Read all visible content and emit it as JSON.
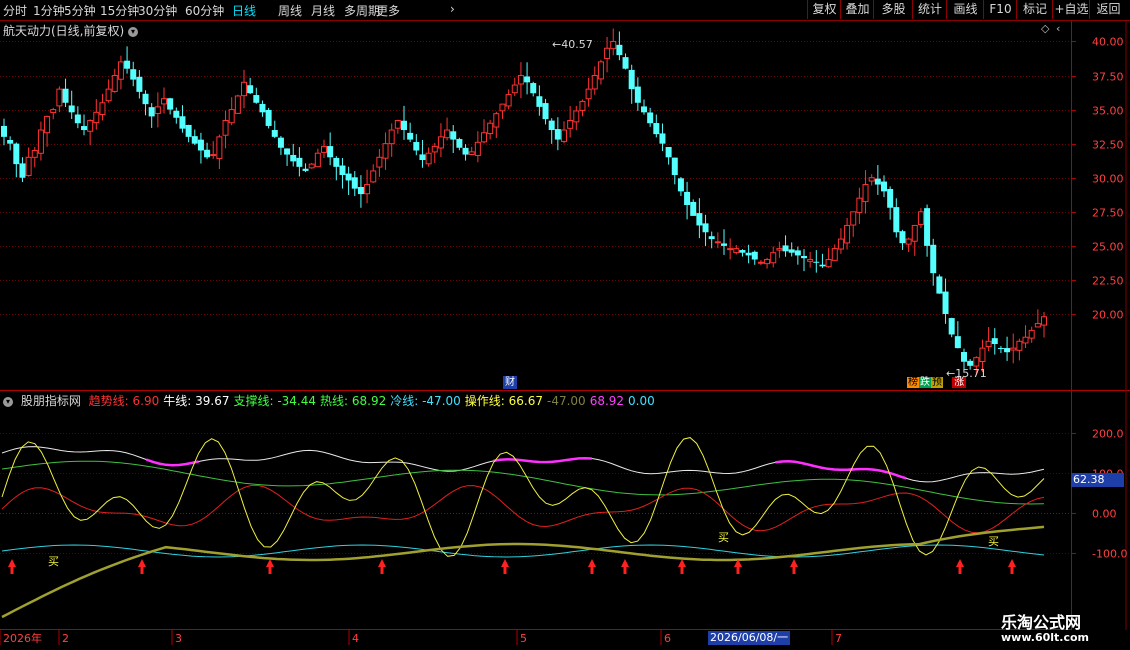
{
  "toolbar": {
    "timeframes": [
      "分时",
      "1分钟",
      "5分钟",
      "15分钟",
      "30分钟",
      "60分钟",
      "日线",
      "周线",
      "月线",
      "多周期",
      "更多"
    ],
    "active_timeframe": "日线",
    "right_buttons": [
      "复权",
      "叠加",
      "多股",
      "统计",
      "画线",
      "F10",
      "标记",
      "+自选",
      "返回"
    ]
  },
  "stock": {
    "title": "航天动力(日线,前复权)"
  },
  "price_axis": {
    "ticks": [
      "40.00",
      "37.50",
      "35.00",
      "32.50",
      "30.00",
      "27.50",
      "25.00",
      "22.50",
      "20.00"
    ]
  },
  "annotations": {
    "high": "40.57",
    "low": "15.71",
    "cai": "财",
    "tags": [
      "榜",
      "跌",
      "预",
      "涨"
    ]
  },
  "indicator": {
    "name": "股朋指标网",
    "items": [
      {
        "label": "趋势线:",
        "value": "6.90",
        "color": "#ff3030"
      },
      {
        "label": "牛线:",
        "value": "39.67",
        "color": "#ffffff"
      },
      {
        "label": "支撑线:",
        "value": "-34.44",
        "color": "#40ff40"
      },
      {
        "label": "热线:",
        "value": "68.92",
        "color": "#40ff40"
      },
      {
        "label": "冷线:",
        "value": "-47.00",
        "color": "#40e0ff"
      },
      {
        "label": "操作线:",
        "value": "66.67",
        "color": "#ffff40"
      }
    ],
    "extra_values": [
      "-47.00",
      "68.92",
      "0.00"
    ],
    "axis_ticks": [
      "200.0",
      "100.0",
      "0.00",
      "-100.0"
    ],
    "current_value": "62.38",
    "buy_label": "买"
  },
  "time_axis": {
    "labels": [
      "2026年",
      "2",
      "3",
      "4",
      "5",
      "6",
      "7"
    ],
    "cursor_date": "2026/06/08/一"
  },
  "watermark": {
    "line1": "乐淘公式网",
    "line2": "www.60lt.com"
  },
  "chart_data": {
    "type": "candlestick",
    "title": "航天动力(日线,前复权)",
    "y_ticks": [
      40.0,
      37.5,
      35.0,
      32.5,
      30.0,
      27.5,
      25.0,
      22.5,
      20.0
    ],
    "ylim": [
      14.5,
      41.5
    ],
    "max_price": 40.57,
    "min_price": 15.71,
    "closes": [
      33,
      32.5,
      31,
      30,
      31.5,
      32,
      33.5,
      34.5,
      35,
      36.5,
      35.5,
      34.8,
      34,
      33.5,
      34.2,
      34.8,
      35.5,
      36.5,
      37.5,
      38.5,
      38,
      37.2,
      36.3,
      35.4,
      34.5,
      35.2,
      35.8,
      35.0,
      34.4,
      33.6,
      33.0,
      32.5,
      32.0,
      31.5,
      31.7,
      33.0,
      34.2,
      35.0,
      36.0,
      37.0,
      36.2,
      35.5,
      34.8,
      33.8,
      33.0,
      32.2,
      31.7,
      31.2,
      30.8,
      30.5,
      31.0,
      31.8,
      32.3,
      31.5,
      30.8,
      30.2,
      29.8,
      29.2,
      28.8,
      29.5,
      30.5,
      31.5,
      32.5,
      33.5,
      34.2,
      33.5,
      32.8,
      32.0,
      31.3,
      31.8,
      32.3,
      33.0,
      33.5,
      32.8,
      32.2,
      31.7,
      31.9,
      32.6,
      33.3,
      34.0,
      34.7,
      35.4,
      36.1,
      36.8,
      37.5,
      37.0,
      36.2,
      35.2,
      34.3,
      33.5,
      32.8,
      33.5,
      34.2,
      34.9,
      35.6,
      36.5,
      37.5,
      38.5,
      39.5,
      40.0,
      39.0,
      38.0,
      36.5,
      35.5,
      34.8,
      34.0,
      33.2,
      32.5,
      31.5,
      30.2,
      29.0,
      28.0,
      27.2,
      26.5,
      26.0,
      25.5,
      25.3,
      25.0,
      24.8,
      24.8,
      24.5,
      24.3,
      24.0,
      23.8,
      24.0,
      24.5,
      24.8,
      24.6,
      24.5,
      24.3,
      24.1,
      24.0,
      23.8,
      23.5,
      24.0,
      24.8,
      25.5,
      26.5,
      27.5,
      28.5,
      29.5,
      30.0,
      29.5,
      29.0,
      27.8,
      26.0,
      25.2,
      25.5,
      26.5,
      27.5,
      25.0,
      23.0,
      21.5,
      20.0,
      18.5,
      17.5,
      16.5,
      16.2,
      16.8,
      17.5,
      18.0,
      17.8,
      17.5,
      17.2,
      17.5,
      18.0,
      18.3,
      18.8,
      19.3,
      19.8
    ]
  }
}
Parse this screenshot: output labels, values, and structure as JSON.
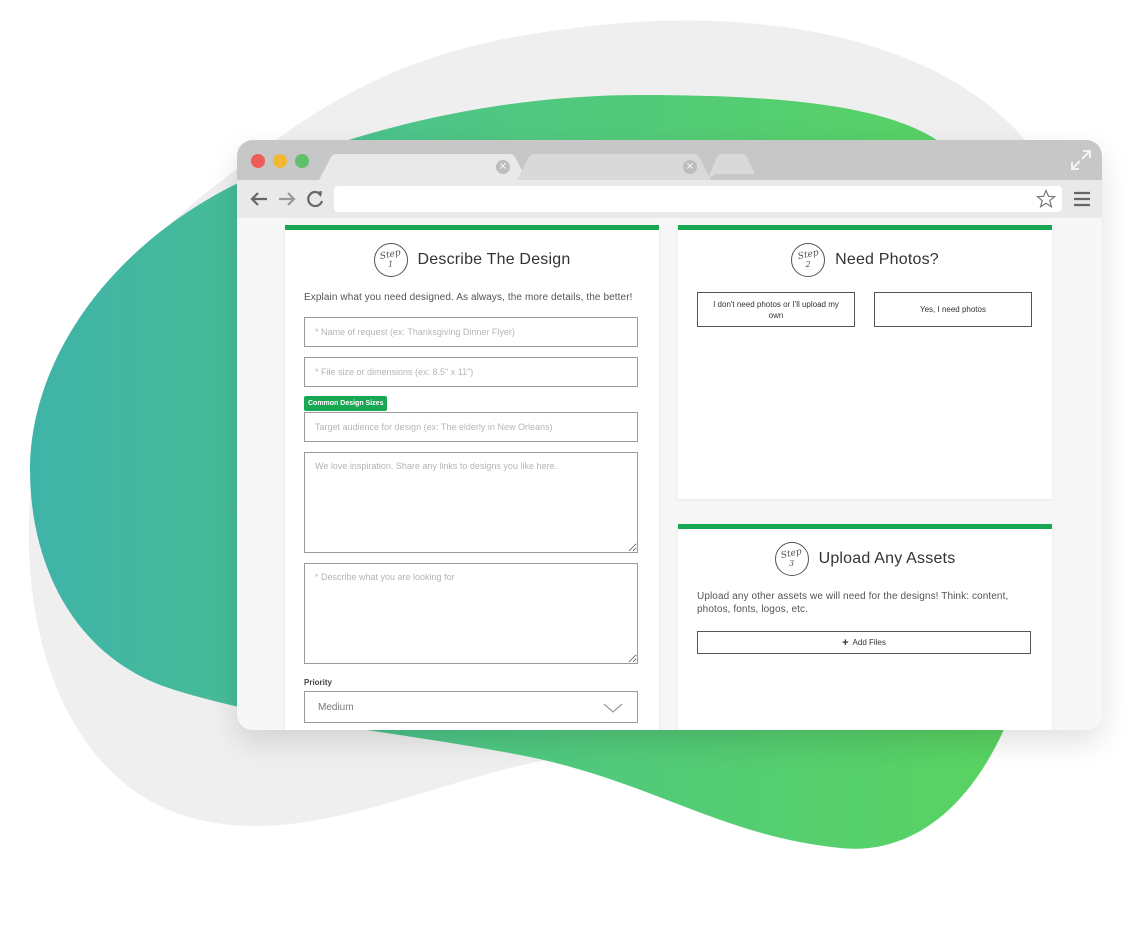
{
  "browser": {
    "tabs": [
      {
        "label": "",
        "close_glyph": "×"
      },
      {
        "label": "",
        "close_glyph": "×"
      }
    ],
    "icons": [
      "back-arrow-icon",
      "forward-arrow-icon",
      "reload-icon",
      "star-icon",
      "hamburger-menu-icon",
      "expand-icon"
    ],
    "url": ""
  },
  "step1": {
    "step_word": "Step",
    "step_number": "1",
    "title": "Describe The Design",
    "intro": "Explain what you need designed. As always, the more details, the better!",
    "fields": {
      "name_placeholder": "* Name of request (ex: Thanksgiving Dinner Flyer)",
      "size_placeholder": "* File size or dimensions (ex: 8.5\" x 11\")",
      "audience_placeholder": "Target audience for design (ex: The elderly in New Orleans)",
      "inspiration_placeholder": "We love inspiration. Share any links to designs you like here.",
      "describe_placeholder": "* Describe what you are looking for"
    },
    "common_sizes_badge": "Common Design Sizes",
    "priority_label": "Priority",
    "priority_value": "Medium"
  },
  "step2": {
    "step_word": "Step",
    "step_number": "2",
    "title": "Need Photos?",
    "option_no": "I don't need photos or I'll upload my own",
    "option_yes": "Yes, I need photos"
  },
  "step3": {
    "step_word": "Step",
    "step_number": "3",
    "title": "Upload Any Assets",
    "intro": "Upload any other assets we will need for the designs! Think: content, photos, fonts, logos, etc.",
    "add_files_label": "Add Files",
    "add_files_glyph": "+"
  },
  "colors": {
    "accent_green": "#18a853",
    "blob_green_start": "#3fb3a8",
    "blob_green_end": "#5ad45e",
    "blob_grey": "#efefef"
  }
}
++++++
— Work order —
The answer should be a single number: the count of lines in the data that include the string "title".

— Response area —
5